■ **Task item**: Report each line from the data below that holds the word "name".

■ **Data shown**:

# # #

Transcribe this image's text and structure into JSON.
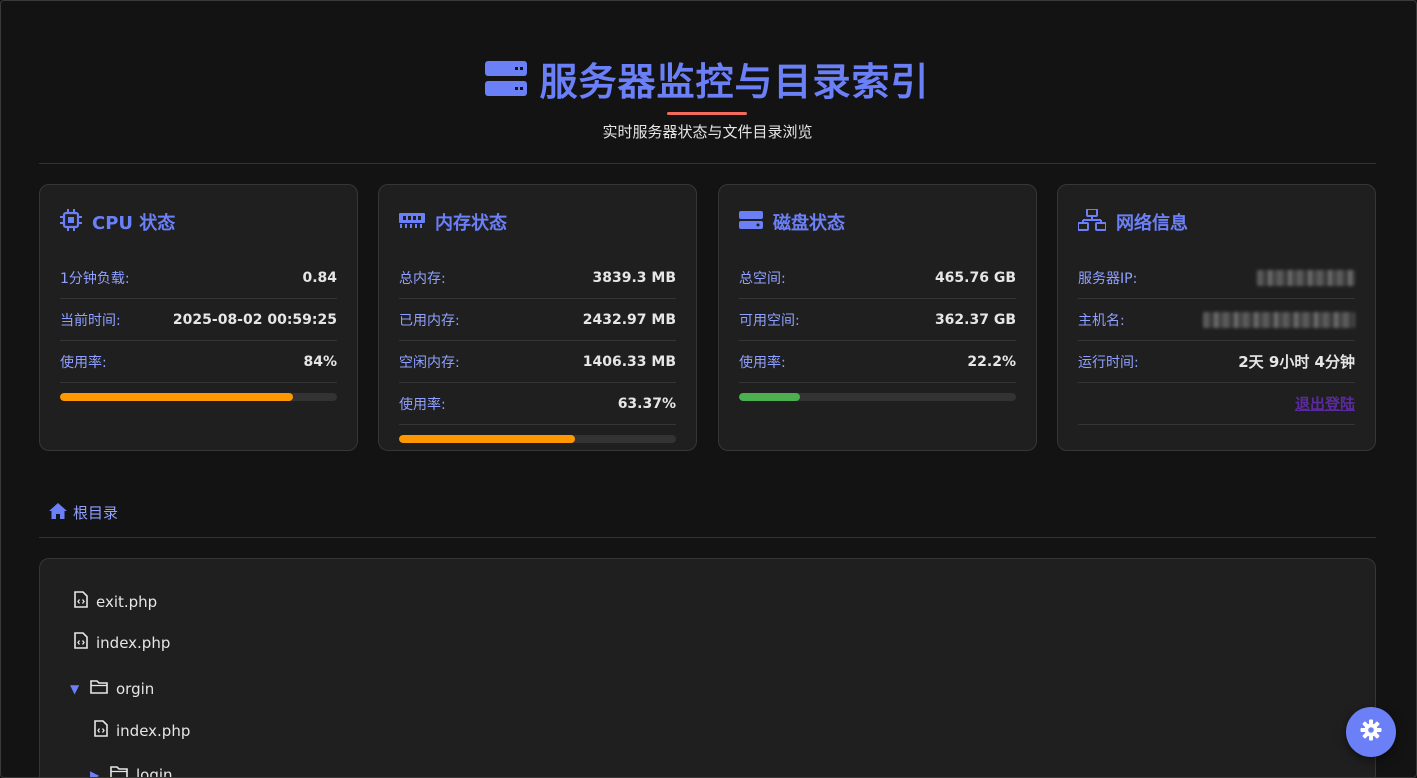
{
  "header": {
    "title": "服务器监控与目录索引",
    "subtitle": "实时服务器状态与文件目录浏览"
  },
  "cards": {
    "cpu": {
      "title": "CPU 状态",
      "rows": [
        {
          "label": "1分钟负载:",
          "value": "0.84"
        },
        {
          "label": "当前时间:",
          "value": "2025-08-02 00:59:25"
        },
        {
          "label": "使用率:",
          "value": "84%"
        }
      ],
      "usage_fraction": 0.84,
      "bar_color": "#ff9800"
    },
    "memory": {
      "title": "内存状态",
      "rows": [
        {
          "label": "总内存:",
          "value": "3839.3 MB"
        },
        {
          "label": "已用内存:",
          "value": "2432.97 MB"
        },
        {
          "label": "空闲内存:",
          "value": "1406.33 MB"
        },
        {
          "label": "使用率:",
          "value": "63.37%"
        }
      ],
      "usage_fraction": 0.6337,
      "bar_color": "#ff9800"
    },
    "disk": {
      "title": "磁盘状态",
      "rows": [
        {
          "label": "总空间:",
          "value": "465.76 GB"
        },
        {
          "label": "可用空间:",
          "value": "362.37 GB"
        },
        {
          "label": "使用率:",
          "value": "22.2%"
        }
      ],
      "usage_fraction": 0.222,
      "bar_color": "#4caf50"
    },
    "network": {
      "title": "网络信息",
      "rows": [
        {
          "label": "服务器IP:",
          "value": ""
        },
        {
          "label": "主机名:",
          "value": ""
        },
        {
          "label": "运行时间:",
          "value": "2天 9小时 4分钟"
        }
      ],
      "logout_label": "退出登陆"
    }
  },
  "breadcrumb": {
    "root_label": "根目录"
  },
  "tree": {
    "items": [
      {
        "type": "file",
        "name": "exit.php"
      },
      {
        "type": "file",
        "name": "index.php"
      },
      {
        "type": "folder",
        "name": "orgin",
        "expanded": true
      },
      {
        "type": "file",
        "name": "index.php",
        "parent": "orgin"
      },
      {
        "type": "folder",
        "name": "login",
        "expanded": false,
        "parent": "orgin"
      }
    ]
  },
  "colors": {
    "accent": "#6b7ff7",
    "label": "#8fa0ff",
    "background": "#131313",
    "card": "#1f1f1f",
    "warning": "#ff9800",
    "ok": "#4caf50",
    "title_underline": "#f26a5b"
  },
  "icons": {
    "title": "server-icon",
    "cpu": "microchip-icon",
    "memory": "memory-icon",
    "disk": "hdd-icon",
    "network": "network-icon",
    "breadcrumb": "home-icon",
    "file": "code-file-icon",
    "folder": "folder-icon",
    "settings": "gear-icon"
  }
}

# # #

■ **Worked solution**:
        "name": "exit.php"
        "name": "index.php"
        "name": "orgin",
        "name": "index.php",
        "name": "login",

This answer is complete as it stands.